Sometimes you don't have to go far for an interesting travel experience. I've lived in Montreal for many years, but only recently visited the city of Trois Rivieres for a day. This is a very old settlement on the north shore of the St. Lawrence, about half way to Quebec City, the provincial capital. It is a fairly industrial town, but with a vibrant old city dating from the era of New France.
It's not widely known in the U.S., but New France used to include much of the interior of the U.S. At one time it stretched west of the Appalachian mountains to far beyond the Mississippi River. Prior to the American Revolution, France controlled the Ohio territory which stretched as far as Minnesota. In 1803 the U.S. purchased the Louisiana territory in the interior south and west from France. Today the only remnants of New France in North America are the islands of St. Pierre and Miquelon, an overseas department of France off the coast of Newfoundland.
The old part of Trois Rivieres is easily covered by walking, though you may have to pay to park near the Musee Populaire--$9 for the day. The Musee Populaire itself is a modern building with rotating exhibits and many kid-friendly activities. At the moment there are items relating to Quebec strong men such as Louis Cyr, 20th century toys, and the history of a French-Canadian family that lived on an ordinary street in the town. Exhibits are labelled in both French and English.
The most fascinating though creepy part of the museum is a prison tour. The prison next to the musem was active from the 1820s until it was closed in 1986. A guided tour, available in both French and English, will show you where inmates lived during their usually fairly short stays, and where a few of them ended their days by being hanged. Conditions were appalling, so it is fortunate that few prisoners stayed more than a year or two.
Admission to this museum costs about $20 Canadian, so be sure to time your visit to coincide with a prison tour if you want to get the most out of it.
Another museum, and totally free, is the Manoir Boucher de Niverville. It is the refurbished home of the Seigneur who controlled the land around Trois Rivieres under the old regime. Seigneurs were similar to European nobility, and were given land grants by the king of France to help in the settlement of the territory. Exhibits here show how the privileged class lived in the 17th and 18th centuries.
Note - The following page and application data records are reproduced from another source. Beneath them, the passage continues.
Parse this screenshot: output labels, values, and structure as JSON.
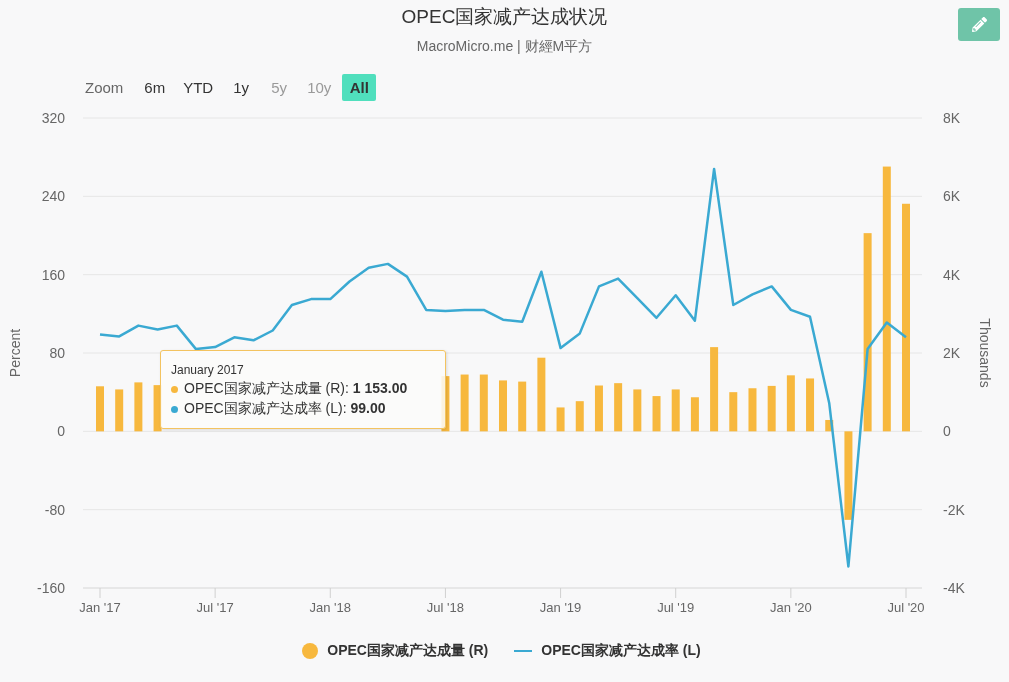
{
  "header": {
    "title": "OPEC国家减产达成状况",
    "subtitle": "MacroMicro.me | 财經M平方"
  },
  "range_selector": {
    "label": "Zoom",
    "buttons": [
      {
        "label": "6m",
        "selected": false,
        "disabled": false
      },
      {
        "label": "YTD",
        "selected": false,
        "disabled": false
      },
      {
        "label": "1y",
        "selected": false,
        "disabled": false
      },
      {
        "label": "5y",
        "selected": false,
        "disabled": true
      },
      {
        "label": "10y",
        "selected": false,
        "disabled": true
      },
      {
        "label": "All",
        "selected": true,
        "disabled": false
      }
    ]
  },
  "chart": {
    "tooltip": {
      "title": "January 2017",
      "rows": [
        {
          "text": "OPEC国家减产达成量 (R): **1 153.00**",
          "color": "#f7b83e"
        },
        {
          "text": "OPEC国家减产达成率 (L): **99.00**",
          "color": "#3aa9d2"
        }
      ]
    },
    "chart_data": {
      "type": "bar",
      "ylabel": "Percent",
      "y2label": "Thousands",
      "ylim": [
        -160,
        320
      ],
      "y2lim": [
        -4000,
        8000
      ],
      "grid": true,
      "categories": [
        "Jan '17",
        null,
        null,
        null,
        null,
        null,
        "Jul '17",
        null,
        null,
        null,
        null,
        null,
        "Jan '18",
        null,
        null,
        null,
        null,
        null,
        "Jul '18",
        null,
        null,
        null,
        null,
        null,
        "Jan '19",
        null,
        null,
        null,
        null,
        null,
        "Jul '19",
        null,
        null,
        null,
        null,
        null,
        "Jan '20",
        null,
        null,
        null,
        null,
        null,
        "Jul '20"
      ],
      "yticks": [
        -160,
        -80,
        0,
        80,
        160,
        240,
        320
      ],
      "y2ticks": [
        {
          "value": -4000,
          "label": "-4K"
        },
        {
          "value": -2000,
          "label": "-2K"
        },
        {
          "value": 0,
          "label": "0"
        },
        {
          "value": 2000,
          "label": "2K"
        },
        {
          "value": 4000,
          "label": "4K"
        },
        {
          "value": 6000,
          "label": "6K"
        },
        {
          "value": 8000,
          "label": "8K"
        }
      ],
      "series": [
        {
          "name": "OPEC国家减产达成量 (R)",
          "color": "#f7b83e",
          "axis": "y2",
          "values": [
            1150,
            1070,
            1250,
            1180,
            null,
            null,
            null,
            null,
            null,
            null,
            null,
            null,
            null,
            null,
            null,
            null,
            null,
            null,
            1410,
            1450,
            1450,
            1300,
            1270,
            1880,
            610,
            770,
            1170,
            1230,
            1070,
            900,
            1070,
            870,
            2150,
            1000,
            1100,
            1160,
            1430,
            1350,
            290,
            -2260,
            5060,
            6760,
            5810
          ]
        },
        {
          "name": "OPEC国家减产达成率 (L)",
          "color": "#3aa9d2",
          "type": "line",
          "values": [
            99,
            97,
            108,
            104,
            108,
            84,
            86,
            96,
            93,
            103,
            129,
            135,
            135,
            153,
            167,
            171,
            158,
            124,
            123,
            124,
            124,
            114,
            112,
            163,
            85,
            100,
            148,
            156,
            136,
            116,
            139,
            113,
            268,
            129,
            140,
            148,
            124,
            117,
            29,
            -138,
            84,
            111,
            96
          ]
        }
      ]
    }
  }
}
If you have any concern with church architecture, don't miss the Cathedral of the Assumption, a neo-Gothic building with beautiful stained glass windows. I was surprised to learn that the windows date only from the period of the 1930s, 40s and 50s, though the church is a lot older. Its size and beauty are a potent reminder of the strength of the Catholic Church in Quebec until the 1960s. Nearby, you can see plaque marking the birthplace of Maurice Duplessis, Quebec Premier during the period of the 20th century many people call "La grande noirceur" or the Great Darkness.
I had just one meal, lunch, in Trois Rivieres at an Irish pub-style restaurant called Le Trefle. A club sandwich with french fries and coffee came to about $18 with tax and tip.
For more on Trois Rivieres, consult www.tourismetroisrivieres.com/en.